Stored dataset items
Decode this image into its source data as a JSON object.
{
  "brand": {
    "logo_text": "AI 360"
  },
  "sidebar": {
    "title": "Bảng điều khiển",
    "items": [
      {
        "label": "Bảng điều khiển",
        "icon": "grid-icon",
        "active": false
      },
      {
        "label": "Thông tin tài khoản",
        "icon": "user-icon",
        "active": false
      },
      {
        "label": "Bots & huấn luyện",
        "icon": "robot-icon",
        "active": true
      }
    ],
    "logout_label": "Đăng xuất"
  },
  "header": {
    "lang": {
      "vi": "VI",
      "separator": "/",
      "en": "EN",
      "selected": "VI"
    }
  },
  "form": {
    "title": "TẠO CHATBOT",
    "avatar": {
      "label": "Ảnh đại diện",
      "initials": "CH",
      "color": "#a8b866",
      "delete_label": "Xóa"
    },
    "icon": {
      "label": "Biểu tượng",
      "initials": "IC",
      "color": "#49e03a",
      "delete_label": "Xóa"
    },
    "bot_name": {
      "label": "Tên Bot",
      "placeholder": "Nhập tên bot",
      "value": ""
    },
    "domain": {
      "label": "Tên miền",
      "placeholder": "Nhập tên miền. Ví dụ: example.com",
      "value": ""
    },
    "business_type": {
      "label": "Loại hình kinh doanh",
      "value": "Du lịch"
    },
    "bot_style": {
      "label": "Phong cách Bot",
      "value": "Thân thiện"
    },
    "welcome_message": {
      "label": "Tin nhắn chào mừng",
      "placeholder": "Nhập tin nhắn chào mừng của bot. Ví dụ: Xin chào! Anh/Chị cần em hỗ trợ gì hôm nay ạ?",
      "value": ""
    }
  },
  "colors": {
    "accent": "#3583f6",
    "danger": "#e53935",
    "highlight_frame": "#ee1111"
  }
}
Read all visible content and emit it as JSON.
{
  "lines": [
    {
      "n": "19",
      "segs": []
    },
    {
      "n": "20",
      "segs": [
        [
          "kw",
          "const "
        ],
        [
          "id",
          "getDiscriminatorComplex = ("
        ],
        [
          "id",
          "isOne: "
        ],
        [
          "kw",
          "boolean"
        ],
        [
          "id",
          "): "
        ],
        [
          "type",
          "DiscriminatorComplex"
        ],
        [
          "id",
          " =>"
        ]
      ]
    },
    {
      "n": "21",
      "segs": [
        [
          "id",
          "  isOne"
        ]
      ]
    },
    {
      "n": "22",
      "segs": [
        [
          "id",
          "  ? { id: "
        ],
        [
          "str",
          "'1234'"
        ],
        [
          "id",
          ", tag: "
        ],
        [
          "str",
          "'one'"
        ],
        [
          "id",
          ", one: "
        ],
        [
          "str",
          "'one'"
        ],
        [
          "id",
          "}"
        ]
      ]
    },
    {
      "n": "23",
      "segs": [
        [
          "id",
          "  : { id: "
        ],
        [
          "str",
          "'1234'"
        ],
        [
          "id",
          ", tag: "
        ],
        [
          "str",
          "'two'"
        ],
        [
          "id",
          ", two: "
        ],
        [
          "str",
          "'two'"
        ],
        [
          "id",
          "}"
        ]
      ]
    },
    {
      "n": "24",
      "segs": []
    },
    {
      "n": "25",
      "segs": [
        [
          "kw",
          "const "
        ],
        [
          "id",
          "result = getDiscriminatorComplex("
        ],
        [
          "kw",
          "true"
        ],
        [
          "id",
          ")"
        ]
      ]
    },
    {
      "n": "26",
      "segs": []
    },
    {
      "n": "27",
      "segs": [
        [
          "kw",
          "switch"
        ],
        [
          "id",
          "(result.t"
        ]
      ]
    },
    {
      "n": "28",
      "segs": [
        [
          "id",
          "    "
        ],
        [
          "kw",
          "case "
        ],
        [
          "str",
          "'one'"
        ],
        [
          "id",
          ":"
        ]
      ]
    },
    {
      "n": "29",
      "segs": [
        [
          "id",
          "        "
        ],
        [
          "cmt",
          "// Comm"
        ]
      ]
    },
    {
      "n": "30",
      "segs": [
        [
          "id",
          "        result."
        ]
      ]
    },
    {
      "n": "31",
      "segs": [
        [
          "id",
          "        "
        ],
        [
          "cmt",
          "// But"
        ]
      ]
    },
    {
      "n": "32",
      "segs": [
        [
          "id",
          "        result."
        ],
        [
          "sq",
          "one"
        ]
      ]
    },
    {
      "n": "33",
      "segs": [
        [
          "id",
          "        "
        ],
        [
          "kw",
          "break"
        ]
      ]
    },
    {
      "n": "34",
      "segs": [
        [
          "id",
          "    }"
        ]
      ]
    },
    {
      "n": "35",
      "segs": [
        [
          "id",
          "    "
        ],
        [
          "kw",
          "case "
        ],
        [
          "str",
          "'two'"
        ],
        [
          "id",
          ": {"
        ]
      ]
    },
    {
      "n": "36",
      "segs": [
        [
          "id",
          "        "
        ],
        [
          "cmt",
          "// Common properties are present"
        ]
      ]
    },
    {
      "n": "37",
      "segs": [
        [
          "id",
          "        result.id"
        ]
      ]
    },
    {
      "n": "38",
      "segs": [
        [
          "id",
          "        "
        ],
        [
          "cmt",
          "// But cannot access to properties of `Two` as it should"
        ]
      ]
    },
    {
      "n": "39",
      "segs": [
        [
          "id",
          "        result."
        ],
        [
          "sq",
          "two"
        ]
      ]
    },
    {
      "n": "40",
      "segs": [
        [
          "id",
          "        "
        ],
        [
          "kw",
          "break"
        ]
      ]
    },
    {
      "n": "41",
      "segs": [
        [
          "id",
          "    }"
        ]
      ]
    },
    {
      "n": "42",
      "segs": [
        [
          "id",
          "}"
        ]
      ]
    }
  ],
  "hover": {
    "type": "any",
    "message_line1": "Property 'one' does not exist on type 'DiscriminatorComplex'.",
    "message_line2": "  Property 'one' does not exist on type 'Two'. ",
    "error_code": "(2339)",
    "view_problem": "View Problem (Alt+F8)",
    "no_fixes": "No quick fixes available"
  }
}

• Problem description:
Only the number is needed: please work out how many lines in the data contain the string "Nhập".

• Solution to the exercise:
3